* Exercise details: List every line in this data where the string "Make" occurs.

(Items from an interface collection)
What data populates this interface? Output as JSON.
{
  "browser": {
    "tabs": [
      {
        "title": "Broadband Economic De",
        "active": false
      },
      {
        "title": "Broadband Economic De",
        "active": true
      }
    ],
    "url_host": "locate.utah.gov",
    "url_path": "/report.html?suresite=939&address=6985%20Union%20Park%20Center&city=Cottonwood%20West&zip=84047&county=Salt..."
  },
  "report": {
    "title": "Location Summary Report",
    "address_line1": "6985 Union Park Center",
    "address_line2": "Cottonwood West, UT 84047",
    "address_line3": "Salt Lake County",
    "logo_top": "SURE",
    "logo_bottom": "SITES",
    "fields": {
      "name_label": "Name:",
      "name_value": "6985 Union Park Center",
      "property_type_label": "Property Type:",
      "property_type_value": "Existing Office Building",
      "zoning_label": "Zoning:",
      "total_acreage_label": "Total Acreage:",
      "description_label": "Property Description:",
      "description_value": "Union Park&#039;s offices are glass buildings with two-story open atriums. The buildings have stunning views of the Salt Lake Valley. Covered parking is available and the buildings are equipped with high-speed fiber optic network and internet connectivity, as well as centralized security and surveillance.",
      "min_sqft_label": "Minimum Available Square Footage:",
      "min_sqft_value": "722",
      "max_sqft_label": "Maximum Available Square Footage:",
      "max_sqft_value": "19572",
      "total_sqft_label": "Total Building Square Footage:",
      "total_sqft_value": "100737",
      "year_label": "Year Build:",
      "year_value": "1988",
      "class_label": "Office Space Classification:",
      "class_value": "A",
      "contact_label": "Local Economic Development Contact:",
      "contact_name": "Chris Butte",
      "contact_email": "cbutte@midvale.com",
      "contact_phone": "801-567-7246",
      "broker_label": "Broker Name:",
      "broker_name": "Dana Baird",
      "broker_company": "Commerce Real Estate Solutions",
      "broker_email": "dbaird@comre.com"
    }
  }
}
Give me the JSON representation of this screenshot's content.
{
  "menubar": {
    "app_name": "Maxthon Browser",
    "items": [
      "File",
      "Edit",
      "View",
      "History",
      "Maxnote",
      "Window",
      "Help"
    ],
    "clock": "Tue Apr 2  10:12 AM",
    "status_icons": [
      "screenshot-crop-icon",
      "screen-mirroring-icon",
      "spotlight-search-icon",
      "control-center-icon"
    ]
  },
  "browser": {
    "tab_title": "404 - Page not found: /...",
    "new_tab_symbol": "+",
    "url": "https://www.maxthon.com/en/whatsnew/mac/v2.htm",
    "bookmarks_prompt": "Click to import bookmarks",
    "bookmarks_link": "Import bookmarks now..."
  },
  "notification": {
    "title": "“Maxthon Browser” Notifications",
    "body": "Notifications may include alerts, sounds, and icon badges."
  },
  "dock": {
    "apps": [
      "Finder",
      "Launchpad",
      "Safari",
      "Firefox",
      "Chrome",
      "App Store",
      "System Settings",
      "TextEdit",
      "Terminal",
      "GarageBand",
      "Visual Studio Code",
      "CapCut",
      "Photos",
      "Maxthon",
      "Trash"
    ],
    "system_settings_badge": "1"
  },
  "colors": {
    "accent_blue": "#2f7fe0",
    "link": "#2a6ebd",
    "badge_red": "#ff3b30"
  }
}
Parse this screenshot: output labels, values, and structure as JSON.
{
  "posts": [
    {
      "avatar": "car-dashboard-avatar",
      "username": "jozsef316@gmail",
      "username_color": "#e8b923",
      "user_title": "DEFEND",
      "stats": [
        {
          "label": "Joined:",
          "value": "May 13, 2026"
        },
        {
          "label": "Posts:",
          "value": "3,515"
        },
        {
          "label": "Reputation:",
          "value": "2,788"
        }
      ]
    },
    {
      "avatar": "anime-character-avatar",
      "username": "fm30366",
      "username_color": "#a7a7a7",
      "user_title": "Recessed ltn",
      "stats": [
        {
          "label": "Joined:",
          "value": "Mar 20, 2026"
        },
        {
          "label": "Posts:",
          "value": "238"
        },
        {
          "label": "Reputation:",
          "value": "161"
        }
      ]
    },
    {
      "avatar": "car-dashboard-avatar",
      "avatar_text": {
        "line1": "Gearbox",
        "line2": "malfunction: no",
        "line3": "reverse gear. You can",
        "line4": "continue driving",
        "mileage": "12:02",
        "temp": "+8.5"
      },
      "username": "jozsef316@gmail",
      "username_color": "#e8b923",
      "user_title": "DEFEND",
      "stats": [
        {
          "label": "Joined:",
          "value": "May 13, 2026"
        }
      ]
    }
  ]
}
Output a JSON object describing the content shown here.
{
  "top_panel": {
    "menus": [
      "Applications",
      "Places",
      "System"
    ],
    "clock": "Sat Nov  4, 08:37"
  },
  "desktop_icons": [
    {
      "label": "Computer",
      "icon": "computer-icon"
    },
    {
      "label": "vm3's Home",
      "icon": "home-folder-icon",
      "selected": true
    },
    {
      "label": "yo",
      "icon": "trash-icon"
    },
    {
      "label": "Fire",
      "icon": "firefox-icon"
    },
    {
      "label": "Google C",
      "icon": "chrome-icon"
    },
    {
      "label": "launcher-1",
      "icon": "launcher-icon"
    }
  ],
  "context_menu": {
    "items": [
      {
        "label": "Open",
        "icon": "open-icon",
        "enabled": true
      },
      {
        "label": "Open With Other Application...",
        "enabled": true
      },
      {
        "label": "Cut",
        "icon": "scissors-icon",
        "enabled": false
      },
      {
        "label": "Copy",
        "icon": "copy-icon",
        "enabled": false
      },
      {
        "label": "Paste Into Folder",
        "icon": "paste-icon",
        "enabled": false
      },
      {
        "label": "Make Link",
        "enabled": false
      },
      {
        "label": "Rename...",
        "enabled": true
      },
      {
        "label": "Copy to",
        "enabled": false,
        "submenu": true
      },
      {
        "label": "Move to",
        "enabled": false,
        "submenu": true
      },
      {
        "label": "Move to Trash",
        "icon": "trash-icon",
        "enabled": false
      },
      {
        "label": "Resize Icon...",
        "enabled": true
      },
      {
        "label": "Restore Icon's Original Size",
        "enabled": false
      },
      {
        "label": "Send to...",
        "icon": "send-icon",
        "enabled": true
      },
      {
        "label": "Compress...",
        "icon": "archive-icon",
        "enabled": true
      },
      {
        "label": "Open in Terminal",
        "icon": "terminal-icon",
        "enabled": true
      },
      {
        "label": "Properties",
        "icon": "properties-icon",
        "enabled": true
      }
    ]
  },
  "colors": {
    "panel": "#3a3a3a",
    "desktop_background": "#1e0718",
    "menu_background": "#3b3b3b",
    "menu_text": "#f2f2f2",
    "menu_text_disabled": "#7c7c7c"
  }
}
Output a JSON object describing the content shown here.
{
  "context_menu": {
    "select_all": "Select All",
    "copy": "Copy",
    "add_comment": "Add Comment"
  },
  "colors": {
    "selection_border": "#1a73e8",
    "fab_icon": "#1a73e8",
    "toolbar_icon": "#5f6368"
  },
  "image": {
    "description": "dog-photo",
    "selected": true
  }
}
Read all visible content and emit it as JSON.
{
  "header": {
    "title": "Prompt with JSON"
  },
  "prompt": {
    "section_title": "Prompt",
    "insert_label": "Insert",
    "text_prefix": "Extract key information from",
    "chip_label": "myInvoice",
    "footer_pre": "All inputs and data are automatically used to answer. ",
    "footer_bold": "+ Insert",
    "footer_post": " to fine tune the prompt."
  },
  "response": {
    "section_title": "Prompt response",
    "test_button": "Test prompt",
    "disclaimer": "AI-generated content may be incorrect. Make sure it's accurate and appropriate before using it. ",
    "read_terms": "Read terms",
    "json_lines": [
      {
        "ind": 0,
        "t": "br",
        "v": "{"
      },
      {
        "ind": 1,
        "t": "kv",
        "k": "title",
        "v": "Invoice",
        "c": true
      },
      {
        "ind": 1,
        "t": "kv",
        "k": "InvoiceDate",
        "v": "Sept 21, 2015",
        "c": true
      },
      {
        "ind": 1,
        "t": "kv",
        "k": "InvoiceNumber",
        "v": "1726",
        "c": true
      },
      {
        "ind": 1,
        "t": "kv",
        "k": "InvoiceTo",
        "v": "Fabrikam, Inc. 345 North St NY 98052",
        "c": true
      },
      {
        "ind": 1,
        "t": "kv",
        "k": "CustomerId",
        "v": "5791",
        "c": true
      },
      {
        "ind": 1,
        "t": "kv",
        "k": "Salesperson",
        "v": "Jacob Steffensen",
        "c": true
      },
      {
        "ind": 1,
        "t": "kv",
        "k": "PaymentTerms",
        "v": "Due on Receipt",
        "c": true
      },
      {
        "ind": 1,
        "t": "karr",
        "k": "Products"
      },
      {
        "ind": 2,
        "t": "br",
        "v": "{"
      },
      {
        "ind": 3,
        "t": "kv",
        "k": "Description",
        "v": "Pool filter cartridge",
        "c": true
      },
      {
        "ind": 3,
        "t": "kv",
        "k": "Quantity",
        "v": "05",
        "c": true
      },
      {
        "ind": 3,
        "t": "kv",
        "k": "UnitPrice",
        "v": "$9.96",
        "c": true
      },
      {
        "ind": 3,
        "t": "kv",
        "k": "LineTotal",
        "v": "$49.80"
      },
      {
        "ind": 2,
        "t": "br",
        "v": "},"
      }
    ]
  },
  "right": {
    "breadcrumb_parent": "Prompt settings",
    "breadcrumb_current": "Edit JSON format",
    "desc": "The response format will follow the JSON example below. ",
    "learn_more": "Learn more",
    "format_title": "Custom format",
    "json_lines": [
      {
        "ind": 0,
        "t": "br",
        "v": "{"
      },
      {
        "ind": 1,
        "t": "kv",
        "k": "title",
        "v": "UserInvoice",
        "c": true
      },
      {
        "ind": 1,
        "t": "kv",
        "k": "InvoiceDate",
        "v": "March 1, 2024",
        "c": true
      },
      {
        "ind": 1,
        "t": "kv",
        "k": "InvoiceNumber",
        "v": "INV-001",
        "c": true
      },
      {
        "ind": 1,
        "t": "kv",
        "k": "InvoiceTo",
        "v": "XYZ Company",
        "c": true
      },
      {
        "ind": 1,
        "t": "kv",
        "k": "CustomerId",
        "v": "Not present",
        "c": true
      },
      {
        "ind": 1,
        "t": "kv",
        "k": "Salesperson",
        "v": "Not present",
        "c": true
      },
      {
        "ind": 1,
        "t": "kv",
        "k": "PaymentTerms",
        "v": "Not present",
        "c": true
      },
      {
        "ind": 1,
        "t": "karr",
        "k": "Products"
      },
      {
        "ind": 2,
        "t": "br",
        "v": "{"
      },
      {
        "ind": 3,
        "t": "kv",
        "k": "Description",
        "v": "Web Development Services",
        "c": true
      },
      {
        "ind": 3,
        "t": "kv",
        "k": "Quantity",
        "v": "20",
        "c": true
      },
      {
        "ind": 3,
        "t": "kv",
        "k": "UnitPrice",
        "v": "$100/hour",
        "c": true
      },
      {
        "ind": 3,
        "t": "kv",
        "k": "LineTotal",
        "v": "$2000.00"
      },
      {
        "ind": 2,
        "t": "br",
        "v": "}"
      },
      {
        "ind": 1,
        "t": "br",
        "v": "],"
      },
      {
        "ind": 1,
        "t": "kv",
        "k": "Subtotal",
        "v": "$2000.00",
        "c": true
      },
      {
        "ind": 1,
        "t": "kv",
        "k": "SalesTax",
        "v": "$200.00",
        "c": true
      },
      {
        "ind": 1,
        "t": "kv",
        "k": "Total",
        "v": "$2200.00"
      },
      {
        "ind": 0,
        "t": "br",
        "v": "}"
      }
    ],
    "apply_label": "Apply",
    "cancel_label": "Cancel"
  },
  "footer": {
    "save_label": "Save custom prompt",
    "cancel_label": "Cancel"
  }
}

* Response area:
        "label": "Make Link",
    "disclaimer": "AI-generated content may be incorrect. Make sure it's accurate and appropriate before using it. ",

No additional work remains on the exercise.